Ehara taku toa i te toa takitahi engari he toa takitini
I come not with my own strengths but bring with me the gifts, talents and strengths of my family, tribe and ancestors
What is a developmental (general) assessment?
Developmental assessments are provided for tamariki who are referred with concerns about their development in more than one area (e.g. gross motor skills, fine motor skills, self-care, learning, speech and language, social skills, feeding/eating). These multidisciplinary assessments may include a Social Worker, Physiotherapist, Occupational Therapist, Speech-language Therapist and a Clinical Psychologist. We will ask you about your concerns and observe your tamaiti in a range of play-based tasks to identify areas that may need follow up. We will speak with you about what they have seen and then make a plan for whether and how we will provide support for you and your tamaiti.
These assessments occur on a Friday.
Intervention can be based at the Vera Hayward Centre, or in the community at Early Childhood Centres or in your home. We work with you in a whānau centred way to develop goals for your tamaiti and support their development. Intervention includes parents, caregivers and whānau. We also provide support and strategies to Early Childhood Centres to ensure that tamariki are given the best support possible. We also offer Telehealth.
What is Telehealth?
Telehealth involves services that are not typically in person within the same location. Telehealth is sometimes referred to as telepractice, telerehabilitation, or telespeech. Telehealth is when we use video calling, texting or a telephone call to carry out an appointment.
A telepractice appointment can take many different forms and will be based on your child’s needs and goals. For example, it may involve some or all of the following using electronic communications:

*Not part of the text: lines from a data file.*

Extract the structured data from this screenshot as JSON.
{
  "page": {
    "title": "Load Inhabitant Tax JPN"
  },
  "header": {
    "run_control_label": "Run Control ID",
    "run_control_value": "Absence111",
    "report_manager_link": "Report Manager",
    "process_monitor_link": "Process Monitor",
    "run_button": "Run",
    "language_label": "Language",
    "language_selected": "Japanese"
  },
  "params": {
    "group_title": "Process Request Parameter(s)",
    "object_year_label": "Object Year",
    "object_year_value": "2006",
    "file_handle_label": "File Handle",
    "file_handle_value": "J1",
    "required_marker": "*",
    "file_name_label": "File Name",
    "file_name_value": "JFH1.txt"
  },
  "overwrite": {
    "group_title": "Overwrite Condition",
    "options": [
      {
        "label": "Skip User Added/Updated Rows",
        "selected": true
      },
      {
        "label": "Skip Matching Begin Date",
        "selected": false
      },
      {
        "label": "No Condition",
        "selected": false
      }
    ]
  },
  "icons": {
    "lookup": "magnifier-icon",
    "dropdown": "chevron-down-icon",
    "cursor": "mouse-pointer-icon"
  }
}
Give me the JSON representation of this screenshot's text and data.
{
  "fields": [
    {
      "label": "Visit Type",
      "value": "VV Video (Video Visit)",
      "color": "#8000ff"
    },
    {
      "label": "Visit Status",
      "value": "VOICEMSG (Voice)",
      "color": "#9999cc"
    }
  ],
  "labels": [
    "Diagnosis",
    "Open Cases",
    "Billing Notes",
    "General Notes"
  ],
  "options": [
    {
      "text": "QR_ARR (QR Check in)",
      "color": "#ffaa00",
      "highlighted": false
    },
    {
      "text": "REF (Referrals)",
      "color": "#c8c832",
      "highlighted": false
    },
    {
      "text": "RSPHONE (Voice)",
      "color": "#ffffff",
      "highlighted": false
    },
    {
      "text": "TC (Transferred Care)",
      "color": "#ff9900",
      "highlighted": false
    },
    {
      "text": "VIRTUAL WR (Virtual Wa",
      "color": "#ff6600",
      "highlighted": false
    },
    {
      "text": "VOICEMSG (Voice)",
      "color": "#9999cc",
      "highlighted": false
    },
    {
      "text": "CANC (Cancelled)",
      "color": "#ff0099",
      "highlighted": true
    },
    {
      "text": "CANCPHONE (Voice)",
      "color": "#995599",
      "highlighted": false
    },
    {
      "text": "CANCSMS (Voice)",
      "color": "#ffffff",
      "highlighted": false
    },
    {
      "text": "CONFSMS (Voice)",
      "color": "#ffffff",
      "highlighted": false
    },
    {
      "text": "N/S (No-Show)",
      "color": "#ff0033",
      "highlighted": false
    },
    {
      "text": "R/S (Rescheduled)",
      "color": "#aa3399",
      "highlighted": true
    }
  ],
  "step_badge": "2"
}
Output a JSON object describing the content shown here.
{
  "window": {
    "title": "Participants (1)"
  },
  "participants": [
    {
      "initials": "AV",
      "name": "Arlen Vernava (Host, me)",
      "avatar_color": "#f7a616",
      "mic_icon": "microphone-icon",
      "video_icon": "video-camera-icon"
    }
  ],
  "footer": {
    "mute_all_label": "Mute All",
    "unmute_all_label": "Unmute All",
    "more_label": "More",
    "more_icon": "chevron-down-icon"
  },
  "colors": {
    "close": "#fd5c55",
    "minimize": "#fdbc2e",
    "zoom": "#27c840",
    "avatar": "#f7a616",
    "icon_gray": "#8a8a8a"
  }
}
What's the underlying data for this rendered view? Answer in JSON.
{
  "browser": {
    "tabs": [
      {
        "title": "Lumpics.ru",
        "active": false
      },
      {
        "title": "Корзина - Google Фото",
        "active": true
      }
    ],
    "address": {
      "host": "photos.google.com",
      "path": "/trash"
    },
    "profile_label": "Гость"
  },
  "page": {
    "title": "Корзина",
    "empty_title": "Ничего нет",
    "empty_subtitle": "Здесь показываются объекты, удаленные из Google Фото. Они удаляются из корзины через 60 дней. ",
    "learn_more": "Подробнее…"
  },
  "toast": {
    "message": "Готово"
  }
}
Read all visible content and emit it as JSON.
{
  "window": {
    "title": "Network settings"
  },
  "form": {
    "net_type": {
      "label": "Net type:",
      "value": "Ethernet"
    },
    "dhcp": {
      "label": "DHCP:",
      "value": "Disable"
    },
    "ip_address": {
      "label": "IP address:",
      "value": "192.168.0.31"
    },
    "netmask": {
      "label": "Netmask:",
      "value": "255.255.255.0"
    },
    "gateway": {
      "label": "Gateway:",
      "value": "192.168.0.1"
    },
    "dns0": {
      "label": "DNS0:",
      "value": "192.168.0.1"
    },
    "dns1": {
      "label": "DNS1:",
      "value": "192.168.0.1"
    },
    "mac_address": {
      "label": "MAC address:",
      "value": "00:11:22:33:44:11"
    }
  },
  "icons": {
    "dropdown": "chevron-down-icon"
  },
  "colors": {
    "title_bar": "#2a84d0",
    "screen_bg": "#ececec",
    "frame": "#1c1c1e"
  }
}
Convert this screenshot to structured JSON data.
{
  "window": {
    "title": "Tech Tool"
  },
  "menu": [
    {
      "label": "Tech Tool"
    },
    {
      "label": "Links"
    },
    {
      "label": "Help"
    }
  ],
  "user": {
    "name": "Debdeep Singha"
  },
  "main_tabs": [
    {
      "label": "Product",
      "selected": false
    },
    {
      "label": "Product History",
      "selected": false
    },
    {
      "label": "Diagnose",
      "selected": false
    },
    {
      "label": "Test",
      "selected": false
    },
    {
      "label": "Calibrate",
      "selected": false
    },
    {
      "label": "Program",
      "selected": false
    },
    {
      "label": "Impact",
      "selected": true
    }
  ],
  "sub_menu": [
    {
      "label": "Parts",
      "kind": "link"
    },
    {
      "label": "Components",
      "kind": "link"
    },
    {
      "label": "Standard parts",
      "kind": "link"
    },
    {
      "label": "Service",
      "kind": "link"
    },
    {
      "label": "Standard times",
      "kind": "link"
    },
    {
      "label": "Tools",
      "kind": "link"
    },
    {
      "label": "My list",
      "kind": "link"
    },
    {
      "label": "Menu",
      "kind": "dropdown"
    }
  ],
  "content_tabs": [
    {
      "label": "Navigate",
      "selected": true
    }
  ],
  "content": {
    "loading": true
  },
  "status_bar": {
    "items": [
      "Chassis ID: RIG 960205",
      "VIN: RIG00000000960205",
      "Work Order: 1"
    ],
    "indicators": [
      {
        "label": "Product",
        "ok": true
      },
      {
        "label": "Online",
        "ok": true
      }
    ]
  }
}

- Your therapist, you and your tamaiti completing assessments and therapy tasks together in real-time
- You and your therapist setting goals, planning how future sessions will work and discussing key strategies
- Analysis of videos, pictures or samples you have sent your therapist prior to the session
- Parent coaching and modelling sessions of key activities to achieve your tamaiti’s goals
- Phone consults relating to service and therapy delivery.
The benefits of having a video consultation can include:
- Reducing the waiting time to have an appointment with a therapist
- Avoiding your need to travel to Dunedin
- ensuring ongoing contact and discussion with your therapist to support you and your whānau
There could be technical problems which affect the video consultation and a video consultation may not be exactly the same, or as complete, as a face-to-face service. You and your therapist may decide to use it as a complementary way to carry out therapy alongside in-person appointments.
Your therapist must maintain confidentiality and privacy standards during sessions, and in creating, keeping and transmitting records.
While your therapist is obligated to meet standards to protect your privacy and security, telecommunication, including videoconference, may increase exposure online risks; as with all online activities, there is no guarantee of complete privacy and security protection. The risk is decreased by using a secure internet connection and only communicating using secure systems.
You can change your mind and stop using video consultations at any time, including during a session. This won’t impact on your right to ask for and receive health care.
If this is something you would like to know more about, please ask your therapist. We are here to support you with setting up and preparing for any telehealth appointments.
Transition to school
The Vera Hayward Centre team can provide support for whānau when tamariki are transitioning to school. This may include meeting to help plan the transition and making appropriate referrals for support to school. We work with Te Mahau Leaning Support (Ministry of Education) and CCS Disability Action to plan a smooth transition to school.